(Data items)
········

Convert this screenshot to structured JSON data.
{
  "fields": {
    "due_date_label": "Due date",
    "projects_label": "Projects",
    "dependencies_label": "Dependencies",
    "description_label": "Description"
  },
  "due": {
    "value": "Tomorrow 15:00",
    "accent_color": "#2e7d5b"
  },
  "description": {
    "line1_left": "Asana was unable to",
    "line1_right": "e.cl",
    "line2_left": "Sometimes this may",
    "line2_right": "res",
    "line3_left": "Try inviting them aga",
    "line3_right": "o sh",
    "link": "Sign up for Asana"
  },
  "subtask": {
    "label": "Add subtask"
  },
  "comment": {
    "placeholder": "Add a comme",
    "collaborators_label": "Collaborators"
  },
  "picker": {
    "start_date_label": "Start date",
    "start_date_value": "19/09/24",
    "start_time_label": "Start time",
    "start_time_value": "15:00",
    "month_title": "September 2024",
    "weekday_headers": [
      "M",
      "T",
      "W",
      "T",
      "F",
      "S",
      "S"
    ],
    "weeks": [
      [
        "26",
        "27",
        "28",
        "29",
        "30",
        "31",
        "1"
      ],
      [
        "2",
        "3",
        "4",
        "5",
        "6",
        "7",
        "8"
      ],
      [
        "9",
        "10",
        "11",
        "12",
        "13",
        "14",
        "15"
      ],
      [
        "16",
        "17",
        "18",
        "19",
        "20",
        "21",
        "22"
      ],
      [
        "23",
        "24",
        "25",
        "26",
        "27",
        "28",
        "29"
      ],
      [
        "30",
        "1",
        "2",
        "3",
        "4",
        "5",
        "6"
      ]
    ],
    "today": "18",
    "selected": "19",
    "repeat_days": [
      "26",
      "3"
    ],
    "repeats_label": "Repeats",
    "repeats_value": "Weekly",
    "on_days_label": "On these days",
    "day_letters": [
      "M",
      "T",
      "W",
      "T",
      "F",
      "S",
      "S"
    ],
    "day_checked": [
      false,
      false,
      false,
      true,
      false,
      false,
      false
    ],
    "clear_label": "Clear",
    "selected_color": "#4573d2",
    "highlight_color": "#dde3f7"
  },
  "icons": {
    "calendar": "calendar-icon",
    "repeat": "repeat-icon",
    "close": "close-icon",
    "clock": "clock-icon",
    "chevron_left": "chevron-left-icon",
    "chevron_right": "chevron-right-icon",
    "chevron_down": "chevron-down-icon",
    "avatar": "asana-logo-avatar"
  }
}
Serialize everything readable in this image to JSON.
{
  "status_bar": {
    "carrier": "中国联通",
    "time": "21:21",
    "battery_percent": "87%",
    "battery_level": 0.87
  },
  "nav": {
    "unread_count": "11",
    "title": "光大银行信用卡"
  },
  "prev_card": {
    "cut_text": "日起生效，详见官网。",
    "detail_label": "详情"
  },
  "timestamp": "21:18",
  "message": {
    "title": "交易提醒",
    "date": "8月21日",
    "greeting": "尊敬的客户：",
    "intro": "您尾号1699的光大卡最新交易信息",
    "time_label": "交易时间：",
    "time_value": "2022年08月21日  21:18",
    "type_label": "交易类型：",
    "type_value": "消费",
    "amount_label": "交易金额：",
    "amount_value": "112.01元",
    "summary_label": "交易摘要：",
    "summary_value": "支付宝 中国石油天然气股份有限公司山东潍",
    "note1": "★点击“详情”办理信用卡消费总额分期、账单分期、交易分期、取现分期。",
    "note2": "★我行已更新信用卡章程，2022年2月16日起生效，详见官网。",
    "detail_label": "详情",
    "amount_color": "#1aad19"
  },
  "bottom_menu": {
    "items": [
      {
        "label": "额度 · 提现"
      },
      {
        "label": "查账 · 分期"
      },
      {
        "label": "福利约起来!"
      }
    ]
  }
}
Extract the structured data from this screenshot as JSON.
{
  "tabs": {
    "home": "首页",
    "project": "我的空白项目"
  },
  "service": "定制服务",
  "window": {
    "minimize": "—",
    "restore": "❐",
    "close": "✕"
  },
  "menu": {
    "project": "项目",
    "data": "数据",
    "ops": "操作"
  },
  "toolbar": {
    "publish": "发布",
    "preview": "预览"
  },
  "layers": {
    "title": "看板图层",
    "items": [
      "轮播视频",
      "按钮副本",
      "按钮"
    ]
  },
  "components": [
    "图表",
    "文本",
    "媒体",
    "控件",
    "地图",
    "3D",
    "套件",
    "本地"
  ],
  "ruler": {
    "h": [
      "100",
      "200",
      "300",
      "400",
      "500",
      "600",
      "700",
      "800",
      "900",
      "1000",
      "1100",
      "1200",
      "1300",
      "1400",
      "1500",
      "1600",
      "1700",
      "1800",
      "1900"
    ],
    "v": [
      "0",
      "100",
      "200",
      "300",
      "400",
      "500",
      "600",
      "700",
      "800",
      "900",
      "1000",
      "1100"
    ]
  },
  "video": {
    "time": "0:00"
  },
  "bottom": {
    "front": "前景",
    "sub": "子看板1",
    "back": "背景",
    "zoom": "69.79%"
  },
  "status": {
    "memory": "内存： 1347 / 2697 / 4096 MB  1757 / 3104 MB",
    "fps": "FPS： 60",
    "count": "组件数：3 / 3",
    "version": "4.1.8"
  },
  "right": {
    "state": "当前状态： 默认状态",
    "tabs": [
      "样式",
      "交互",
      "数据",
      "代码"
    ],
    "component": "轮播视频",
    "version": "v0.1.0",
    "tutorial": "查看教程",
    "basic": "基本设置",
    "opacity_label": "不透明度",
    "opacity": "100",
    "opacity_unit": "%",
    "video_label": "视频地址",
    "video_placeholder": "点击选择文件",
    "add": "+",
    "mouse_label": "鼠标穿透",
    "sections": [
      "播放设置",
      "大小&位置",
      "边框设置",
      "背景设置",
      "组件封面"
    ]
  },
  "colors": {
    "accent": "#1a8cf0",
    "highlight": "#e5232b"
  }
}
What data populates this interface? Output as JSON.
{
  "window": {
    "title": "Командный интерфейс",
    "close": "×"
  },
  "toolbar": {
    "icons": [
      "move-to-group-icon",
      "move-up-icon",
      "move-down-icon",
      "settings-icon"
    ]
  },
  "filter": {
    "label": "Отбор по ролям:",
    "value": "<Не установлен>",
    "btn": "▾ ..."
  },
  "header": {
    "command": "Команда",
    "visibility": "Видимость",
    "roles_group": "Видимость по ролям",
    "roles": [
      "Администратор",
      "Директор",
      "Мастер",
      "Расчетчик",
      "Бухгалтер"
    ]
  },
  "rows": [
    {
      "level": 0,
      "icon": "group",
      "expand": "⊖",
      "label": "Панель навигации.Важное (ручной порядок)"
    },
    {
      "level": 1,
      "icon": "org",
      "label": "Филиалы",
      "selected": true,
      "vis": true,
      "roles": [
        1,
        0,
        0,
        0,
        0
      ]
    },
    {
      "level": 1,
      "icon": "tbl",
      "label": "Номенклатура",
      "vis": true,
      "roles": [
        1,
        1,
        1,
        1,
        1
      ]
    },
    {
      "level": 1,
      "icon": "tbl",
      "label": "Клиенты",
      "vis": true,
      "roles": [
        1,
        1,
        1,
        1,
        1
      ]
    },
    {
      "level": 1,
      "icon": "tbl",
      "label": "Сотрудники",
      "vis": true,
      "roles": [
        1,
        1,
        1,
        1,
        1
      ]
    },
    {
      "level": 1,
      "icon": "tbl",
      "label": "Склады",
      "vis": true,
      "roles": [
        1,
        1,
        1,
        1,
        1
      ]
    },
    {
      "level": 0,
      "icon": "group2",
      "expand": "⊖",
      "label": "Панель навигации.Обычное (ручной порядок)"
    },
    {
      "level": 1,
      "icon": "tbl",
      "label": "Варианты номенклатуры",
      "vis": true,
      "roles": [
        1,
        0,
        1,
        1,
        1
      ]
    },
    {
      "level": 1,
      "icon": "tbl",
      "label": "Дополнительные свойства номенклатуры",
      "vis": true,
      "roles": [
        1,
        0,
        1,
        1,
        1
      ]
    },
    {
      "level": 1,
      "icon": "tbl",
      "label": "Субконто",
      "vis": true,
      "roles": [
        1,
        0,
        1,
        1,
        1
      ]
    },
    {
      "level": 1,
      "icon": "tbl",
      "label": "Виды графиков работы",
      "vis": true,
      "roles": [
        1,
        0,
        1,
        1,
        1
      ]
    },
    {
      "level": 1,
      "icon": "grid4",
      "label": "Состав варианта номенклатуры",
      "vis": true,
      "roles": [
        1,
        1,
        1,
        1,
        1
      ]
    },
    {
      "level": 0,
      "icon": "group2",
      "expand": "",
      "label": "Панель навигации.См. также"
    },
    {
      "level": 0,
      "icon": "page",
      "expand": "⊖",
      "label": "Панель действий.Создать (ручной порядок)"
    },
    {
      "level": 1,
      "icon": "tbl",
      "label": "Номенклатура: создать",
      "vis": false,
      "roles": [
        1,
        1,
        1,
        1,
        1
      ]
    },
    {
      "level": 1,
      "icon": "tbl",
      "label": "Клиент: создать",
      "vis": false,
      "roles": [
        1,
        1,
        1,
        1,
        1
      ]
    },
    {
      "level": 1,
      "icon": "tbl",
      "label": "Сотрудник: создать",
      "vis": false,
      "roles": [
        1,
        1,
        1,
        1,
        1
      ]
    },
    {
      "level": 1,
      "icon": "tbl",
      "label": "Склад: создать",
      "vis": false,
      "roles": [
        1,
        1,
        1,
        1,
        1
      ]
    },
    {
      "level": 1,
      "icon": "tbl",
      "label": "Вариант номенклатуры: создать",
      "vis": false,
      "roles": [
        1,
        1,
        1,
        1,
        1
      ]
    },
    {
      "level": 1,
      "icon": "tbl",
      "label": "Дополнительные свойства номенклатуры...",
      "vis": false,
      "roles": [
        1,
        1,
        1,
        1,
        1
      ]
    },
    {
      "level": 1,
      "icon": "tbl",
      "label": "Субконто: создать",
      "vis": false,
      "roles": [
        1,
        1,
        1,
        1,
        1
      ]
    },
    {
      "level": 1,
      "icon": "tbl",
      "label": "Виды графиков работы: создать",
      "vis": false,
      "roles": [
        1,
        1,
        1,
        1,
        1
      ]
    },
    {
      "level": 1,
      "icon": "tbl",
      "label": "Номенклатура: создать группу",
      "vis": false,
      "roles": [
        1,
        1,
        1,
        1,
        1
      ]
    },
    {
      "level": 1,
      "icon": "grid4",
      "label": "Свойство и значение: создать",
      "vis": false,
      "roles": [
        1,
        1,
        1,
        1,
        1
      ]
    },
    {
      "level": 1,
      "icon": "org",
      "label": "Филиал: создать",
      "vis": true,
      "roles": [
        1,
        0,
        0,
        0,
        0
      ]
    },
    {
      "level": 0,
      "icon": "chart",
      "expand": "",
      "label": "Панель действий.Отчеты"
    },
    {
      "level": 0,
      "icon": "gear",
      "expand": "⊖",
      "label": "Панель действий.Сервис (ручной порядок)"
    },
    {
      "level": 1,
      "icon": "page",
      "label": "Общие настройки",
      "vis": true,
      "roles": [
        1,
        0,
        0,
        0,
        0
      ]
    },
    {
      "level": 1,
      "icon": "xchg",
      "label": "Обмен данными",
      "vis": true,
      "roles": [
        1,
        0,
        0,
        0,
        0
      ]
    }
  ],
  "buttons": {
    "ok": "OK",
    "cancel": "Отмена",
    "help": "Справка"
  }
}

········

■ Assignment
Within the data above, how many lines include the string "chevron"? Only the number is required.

■ Your response
3